The plan includes two parts: signs posted throughout The Village directing pedestrians to area landmarks and beaches, and electronic signs directing drivers to parking garages and indicating the available spaces. Four lots would participate in a trial run. The matter of pedestrian signs will be revisited once there is a contract for the parking signs.

CAPB is proposing one directional sign — likely on Prospect Street near Coast Boulevard — indicating how many parking spaces are in four area garages, plus signage fronting those garages showing how many spaces are available.

The board last month selected FlashParking as its top choice to fabricate the signs and install the hardware and software. No contracts have been awarded yet, said Jodi Rudick, LJVMA executive director and a CAPB member. “We are in the community support phase and will be working out specifics with the CCC [Coastal Commission],” she said.

“We really want to change the impression that there is not parking in La Jolla; there are thousands of spaces in consumer garages,” Rudick said. “A third of the people that come to La Jolla are first-time visitors … and they are not coming into The Village to run an errand, they are coming here to spend the day. They are coming here to go shopping, go to The Cove, look at the marine life; they are here for hours at a time.”

However, when they arrive, “traffic is an issue because people are circling The Village because they don’t know where to park,” she said. “The garages are not clearly signed for public use. We want to make sure parking is really welcoming.”

Rudick said she will continue to present the proposal to all applicable community planning groups, though the Coastal Commission “has the final say.”

Other LJVMA news

La Jolla Small Business Foundation: Rudick said she was “smiling big” because LJVMA had received a 501(c)(3) nonprofit ID number to create an offshoot group to be known as the La Jolla Small Business Foundation.

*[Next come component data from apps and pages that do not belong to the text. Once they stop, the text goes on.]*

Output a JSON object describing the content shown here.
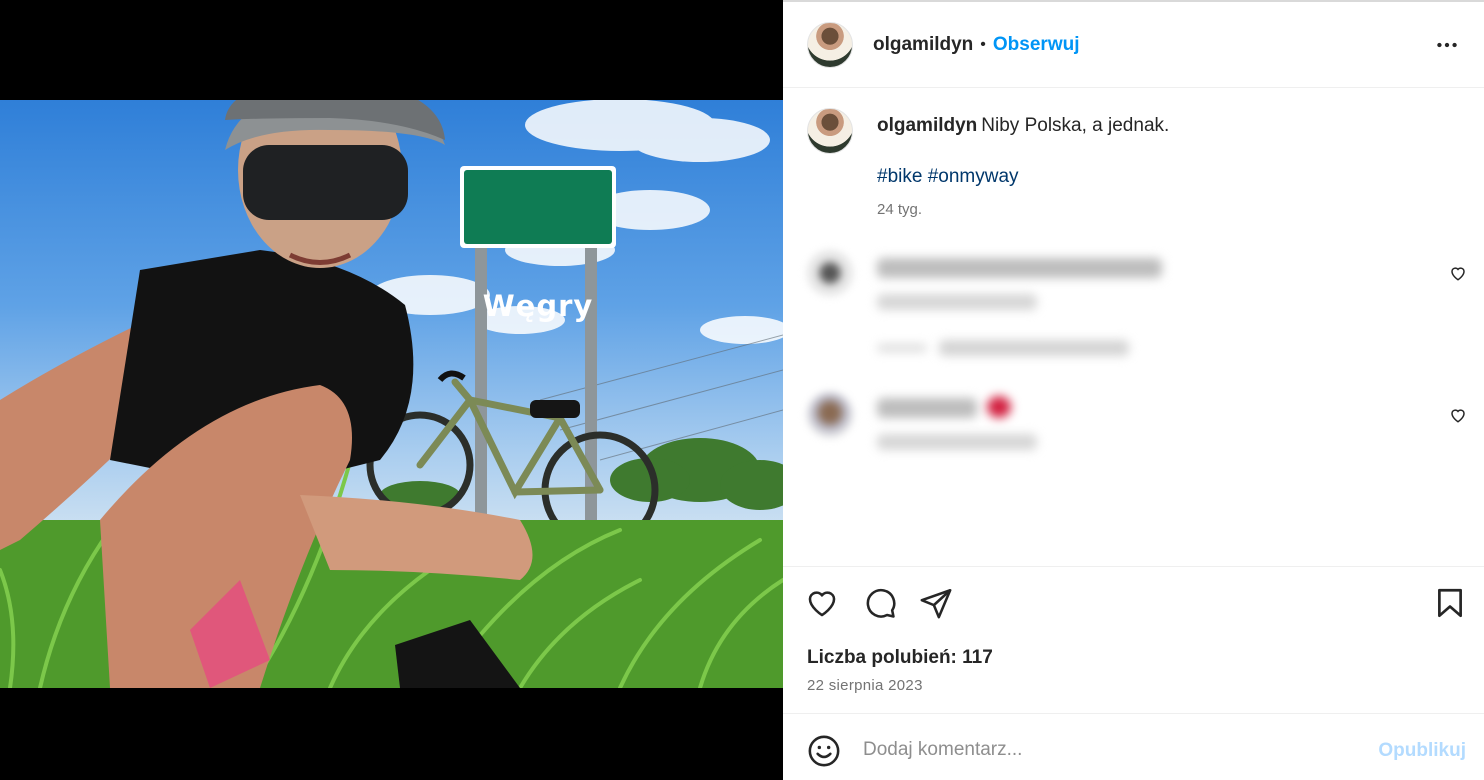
{
  "photo": {
    "sign_text": "Węgry"
  },
  "post": {
    "username": "olgamildyn",
    "follow_label": "Obserwuj",
    "separator": "•",
    "caption_text": "Niby Polska, a jednak.",
    "hashtags": [
      "#bike",
      "#onmyway"
    ],
    "posted_ago": "24 tyg.",
    "likes_label": "Liczba polubień: 117",
    "date": "22 sierpnia 2023"
  },
  "comment_box": {
    "placeholder": "Dodaj komentarz...",
    "publish_label": "Opublikuj"
  },
  "icons": {
    "more": "more-icon",
    "like": "heart-icon",
    "comment": "comment-icon",
    "share": "send-icon",
    "save": "bookmark-icon",
    "emoji": "emoji-icon"
  },
  "colors": {
    "link_blue": "#0095f6",
    "hashtag": "#00376b",
    "publish_disabled": "#b3dbff",
    "sign_green": "#0f7c54"
  }
}
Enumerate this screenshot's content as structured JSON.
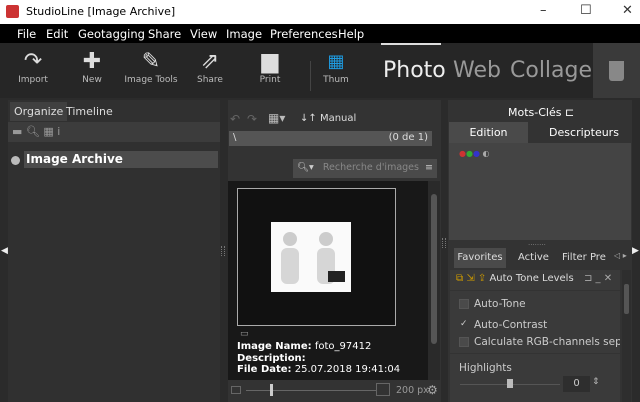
{
  "window": {
    "title": "StudioLine [Image Archive]",
    "minimize": "–",
    "maximize": "☐",
    "close": "✕"
  },
  "menu": [
    "File",
    "Edit",
    "Geotagging",
    "Share",
    "View",
    "Image",
    "Preferences",
    "Help"
  ],
  "toolbar": {
    "buttons": [
      {
        "label": "Import",
        "icon": "import-icon"
      },
      {
        "label": "New",
        "icon": "plus-icon"
      },
      {
        "label": "Image Tools",
        "icon": "dropper-icon"
      },
      {
        "label": "Share",
        "icon": "share-icon"
      },
      {
        "label": "Print",
        "icon": "printer-icon"
      },
      {
        "label": "Thum",
        "icon": "thumbnail-grid-icon"
      }
    ],
    "modes": [
      "Photo",
      "Web",
      "Collage"
    ],
    "active_mode": "Photo",
    "accent": "#1e9be0"
  },
  "left": {
    "tabs": [
      "Organize",
      "Timeline"
    ],
    "active_tab": "Organize",
    "tree": [
      {
        "label": "Image Archive"
      }
    ]
  },
  "middle": {
    "sort_label": "Manual",
    "path": "\\",
    "count": "(0 de 1)",
    "search_placeholder": "Recherche d'images",
    "image": {
      "name_label": "Image Name:",
      "name": "foto_97412",
      "description_label": "Description:",
      "description": "",
      "date_label": "File Date:",
      "date": "25.07.2018 19:41:04"
    },
    "size_label": "200 px"
  },
  "right": {
    "title": "Mots-Clés",
    "tabs": [
      "Edition",
      "Descripteurs"
    ],
    "active_tab": "Edition",
    "filter_tabs": [
      "Favorites",
      "Active",
      "Filter Pre"
    ],
    "active_filter_tab": "Favorites",
    "panel_title": "Auto Tone Levels",
    "options": [
      {
        "label": "Auto-Tone",
        "checked": false
      },
      {
        "label": "Auto-Contrast",
        "checked": true
      },
      {
        "label": "Calculate RGB-channels separate",
        "checked": false
      }
    ],
    "highlights_label": "Highlights",
    "highlights_value": "0"
  }
}
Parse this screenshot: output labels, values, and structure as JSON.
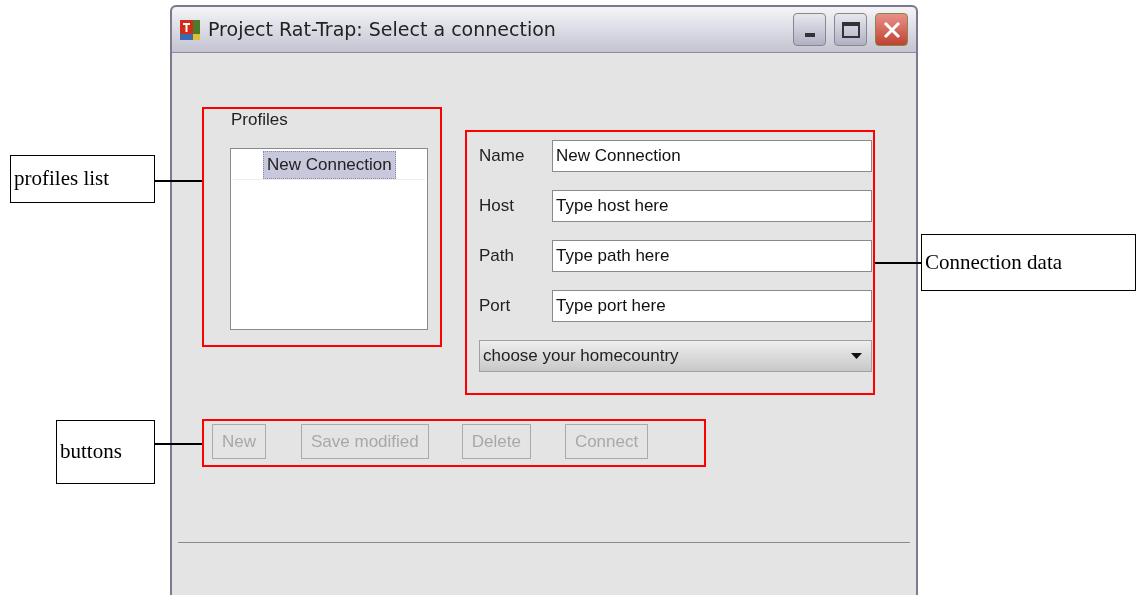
{
  "window": {
    "title": "Project Rat-Trap: Select a connection"
  },
  "profiles": {
    "label": "Profiles",
    "items": [
      {
        "label": "New Connection",
        "selected": true
      }
    ]
  },
  "fields": [
    {
      "label": "Name",
      "value": "New Connection"
    },
    {
      "label": "Host",
      "value": "Type host here"
    },
    {
      "label": "Path",
      "value": "Type path here"
    },
    {
      "label": "Port",
      "value": "Type port here"
    }
  ],
  "country_dropdown": {
    "value": "choose your homecountry"
  },
  "buttons": [
    {
      "label": "New",
      "disabled": true
    },
    {
      "label": "Save modified",
      "disabled": true
    },
    {
      "label": "Delete",
      "disabled": true
    },
    {
      "label": "Connect",
      "disabled": true
    }
  ],
  "annotations": [
    {
      "text": "profiles list"
    },
    {
      "text": "Connection data"
    },
    {
      "text": "buttons"
    }
  ]
}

“We are filing our paperwork with the appropriate federal and state agencies and I am excited we are now in a position where we can fundraise using a 501(c)(3) status,” she said.

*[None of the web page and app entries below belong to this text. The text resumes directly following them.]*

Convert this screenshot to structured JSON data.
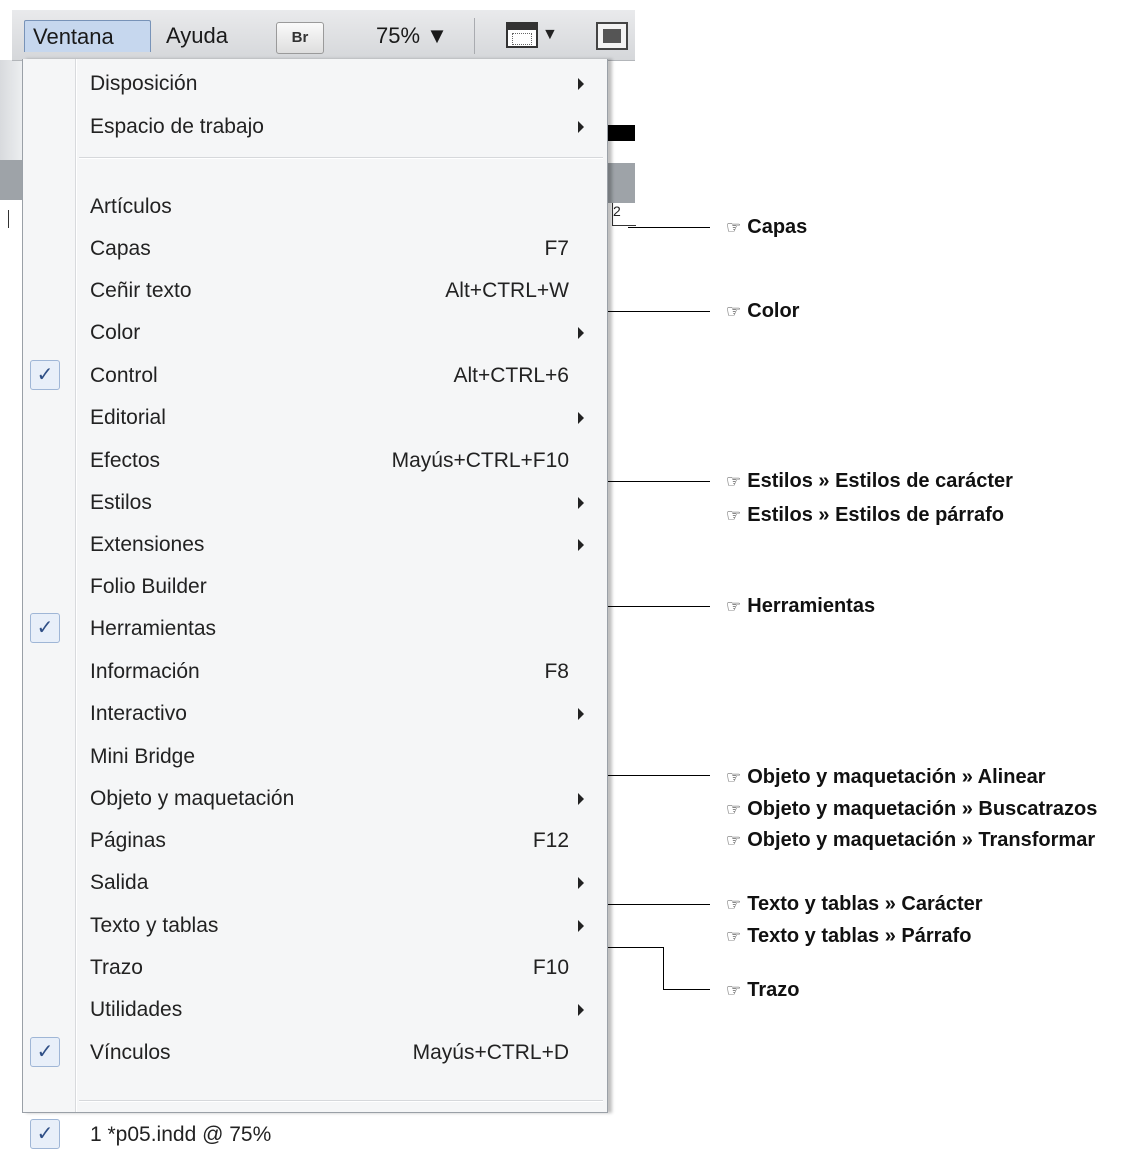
{
  "menubar": {
    "ventana": "Ventana",
    "ayuda": "Ayuda",
    "br": "Br",
    "zoom": "75% ▼",
    "view_arrow": "▼"
  },
  "menu": {
    "items": [
      {
        "label": "Disposición",
        "shortcut": "",
        "submenu": true,
        "checked": false
      },
      {
        "label": "Espacio de trabajo",
        "shortcut": "",
        "submenu": true,
        "checked": false
      },
      {
        "label": "Artículos",
        "shortcut": "",
        "submenu": false,
        "checked": false
      },
      {
        "label": "Capas",
        "shortcut": "F7",
        "submenu": false,
        "checked": false
      },
      {
        "label": "Ceñir texto",
        "shortcut": "Alt+CTRL+W",
        "submenu": false,
        "checked": false
      },
      {
        "label": "Color",
        "shortcut": "",
        "submenu": true,
        "checked": false
      },
      {
        "label": "Control",
        "shortcut": "Alt+CTRL+6",
        "submenu": false,
        "checked": true
      },
      {
        "label": "Editorial",
        "shortcut": "",
        "submenu": true,
        "checked": false
      },
      {
        "label": "Efectos",
        "shortcut": "Mayús+CTRL+F10",
        "submenu": false,
        "checked": false
      },
      {
        "label": "Estilos",
        "shortcut": "",
        "submenu": true,
        "checked": false
      },
      {
        "label": "Extensiones",
        "shortcut": "",
        "submenu": true,
        "checked": false
      },
      {
        "label": "Folio Builder",
        "shortcut": "",
        "submenu": false,
        "checked": false
      },
      {
        "label": "Herramientas",
        "shortcut": "",
        "submenu": false,
        "checked": true
      },
      {
        "label": "Información",
        "shortcut": "F8",
        "submenu": false,
        "checked": false
      },
      {
        "label": "Interactivo",
        "shortcut": "",
        "submenu": true,
        "checked": false
      },
      {
        "label": "Mini Bridge",
        "shortcut": "",
        "submenu": false,
        "checked": false
      },
      {
        "label": "Objeto y maquetación",
        "shortcut": "",
        "submenu": true,
        "checked": false
      },
      {
        "label": "Páginas",
        "shortcut": "F12",
        "submenu": false,
        "checked": false
      },
      {
        "label": "Salida",
        "shortcut": "",
        "submenu": true,
        "checked": false
      },
      {
        "label": "Texto y tablas",
        "shortcut": "",
        "submenu": true,
        "checked": false
      },
      {
        "label": "Trazo",
        "shortcut": "F10",
        "submenu": false,
        "checked": false
      },
      {
        "label": "Utilidades",
        "shortcut": "",
        "submenu": true,
        "checked": false
      },
      {
        "label": "Vínculos",
        "shortcut": "Mayús+CTRL+D",
        "submenu": false,
        "checked": true
      },
      {
        "label": "1 *p05.indd @ 75%",
        "shortcut": "",
        "submenu": false,
        "checked": true
      }
    ],
    "check_glyph": "✓",
    "ruler_digit": "2"
  },
  "callouts": {
    "hand_glyph": "☞",
    "capas": "Capas",
    "color": "Color",
    "estilos_caracter": "Estilos » Estilos de carácter",
    "estilos_parrafo": "Estilos » Estilos de párrafo",
    "herramientas": "Herramientas",
    "obj_alinear": "Objeto y maquetación » Alinear",
    "obj_buscatrazos": "Objeto y maquetación » Buscatrazos",
    "obj_transformar": "Objeto y maquetación » Transformar",
    "texto_caracter": "Texto y tablas » Carácter",
    "texto_parrafo": "Texto y tablas » Párrafo",
    "trazo": "Trazo"
  },
  "colors": {
    "menu_bg": "#f5f6f7",
    "ventana_highlight": "#c6d7ee",
    "check_fg": "#2f4f86"
  }
}
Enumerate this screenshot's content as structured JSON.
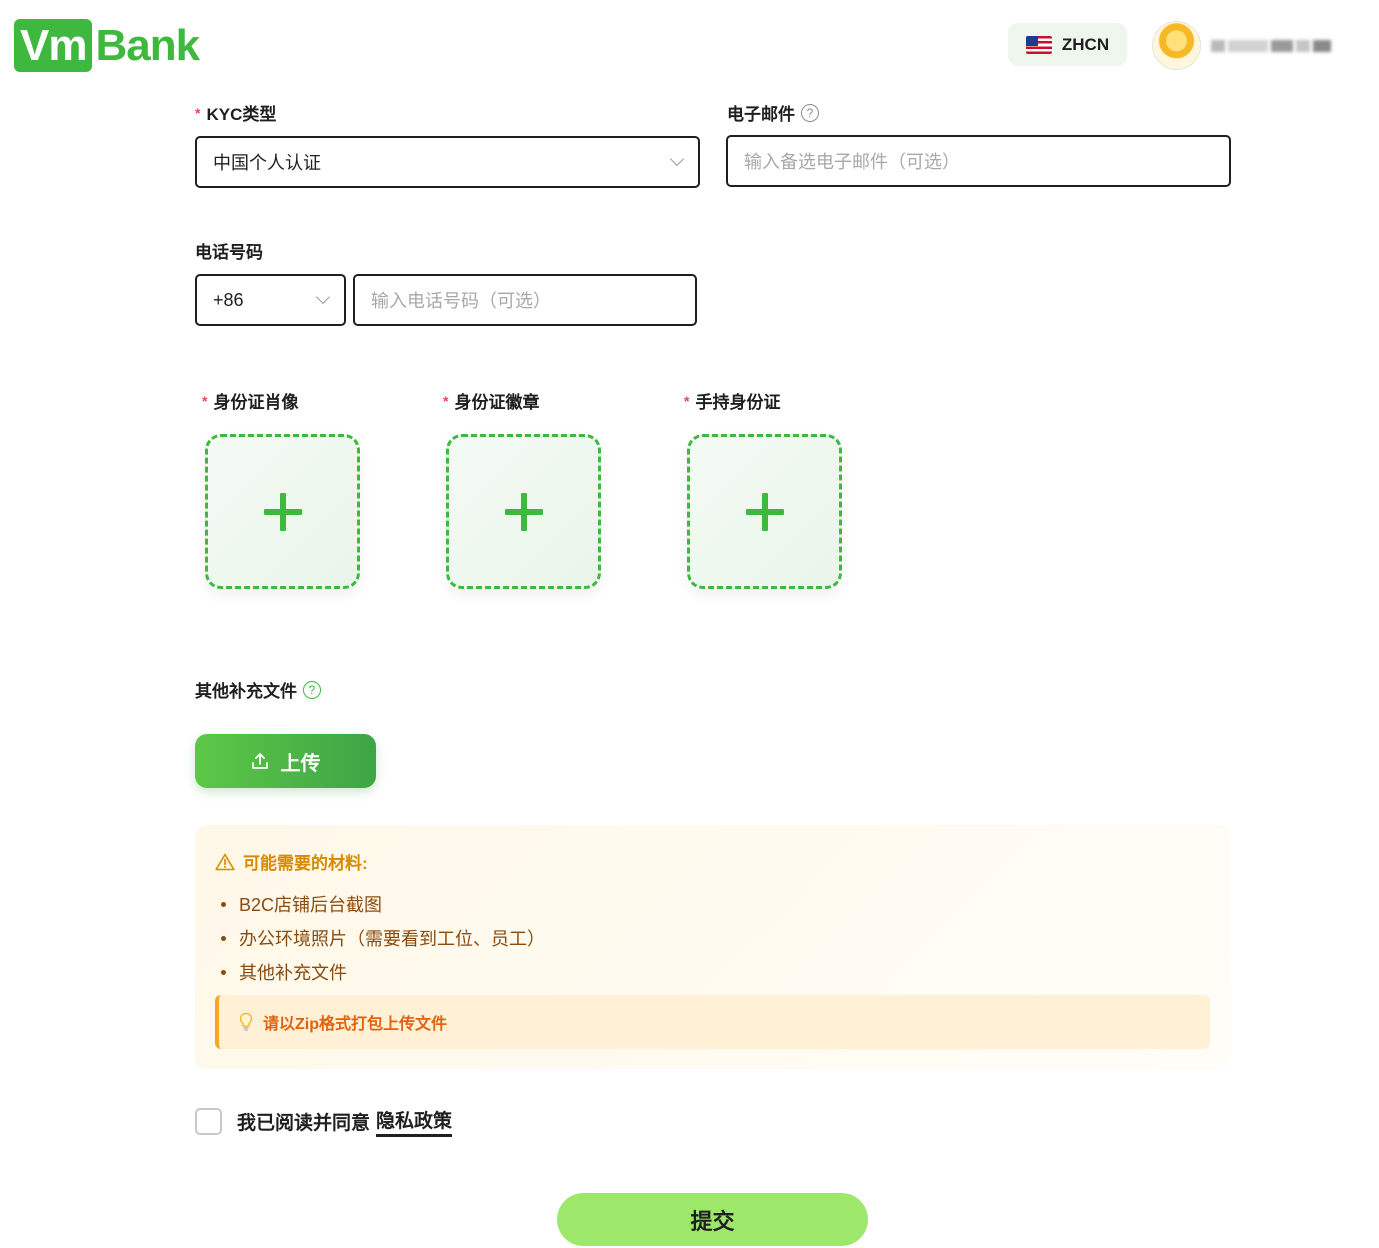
{
  "header": {
    "logo_vm": "Vm",
    "logo_bank": "Bank",
    "language": "ZHCN"
  },
  "form": {
    "kyc_type_label": "KYC类型",
    "kyc_type_value": "中国个人认证",
    "email_label": "电子邮件",
    "email_placeholder": "输入备选电子邮件（可选）",
    "phone_label": "电话号码",
    "phone_code": "+86",
    "phone_placeholder": "输入电话号码（可选）",
    "id_portrait_label": "身份证肖像",
    "id_emblem_label": "身份证徽章",
    "id_handheld_label": "手持身份证",
    "other_docs_label": "其他补充文件",
    "upload_label": "上传"
  },
  "materials": {
    "title": "可能需要的材料:",
    "items": [
      "B2C店铺后台截图",
      "办公环境照片（需要看到工位、员工）",
      "其他补充文件"
    ],
    "tip": "请以Zip格式打包上传文件"
  },
  "agreement": {
    "text": "我已阅读并同意",
    "link": "隐私政策"
  },
  "submit_label": "提交",
  "icons": {
    "help": "question-circle-icon",
    "upload": "upload-icon",
    "warning": "warning-triangle-icon",
    "bulb": "lightbulb-icon",
    "plus": "plus-icon"
  },
  "colors": {
    "brand_green": "#3fb83f",
    "submit_bg": "#9de86b",
    "warning_orange": "#d98a00",
    "tip_text": "#e0620f",
    "required_red": "#e5484d"
  }
}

Rudick said she would share what the organization will focus on as details are confirmed. But, she said, “it will truly be the kind of place where businesses can request funds and where donors can give to help support us in a way that will help their tax deductions.”

Pick up the poop: Ed Witt, president of Enhance La Jolla — the nonprofit that administers the La Jolla Maintenance Assessment District — issued what he said was a “call to action,” encouraging La Jollans to do their part to curb an increase in dog waste on Village streets.

“We have a noticeable increase in dog waste left on the street,” he said. “We are patrolling the sidewalks … and it’s really sad. We find waste every day. It’s a big problem. We are doing our best to use our resources to make La Jolla a better place. As merchants, I encourage you to say something when you see someone not pick up after their dogs.”

The MAD partnered with La Jolla Veterinary Hospital in May to install dog waste stations for public use in The Village: in front of Muttropolis, the La Valencia Hotel and the Athenaeum Music & Arts Library; midblock on Girard Avenue between Silverado and Wall streets; on Silverado near the bus stop at Girard; and near Häagen-Dazs on Prospect Street. The stands include dog waste bags and a compartment to dispose of them.

Board seat: To fill a vacated board seat, J. McLaughlin store manager Natalie Aguirre nominated herself and was approved unanimously. She will be sworn in at the next meeting.

“My background is in branding, I’ve launched brands over the last 30 years here in San Diego and I have a background in luxury service,” she said. “My goal to help La Jolla in terms of brick-and-mortar stores would be to help improve the retail side of The Village besides restaurants and gyms and to help make La Jolla more attractive so we can bring more retailers into The Village. I think it’s really important and I’m passionate about those things.”

Next meeting: The La Jolla Village Merchants Association next meets at 4 p.m. Wednesday, March 10, online. Learn more at lajollabythesea.com.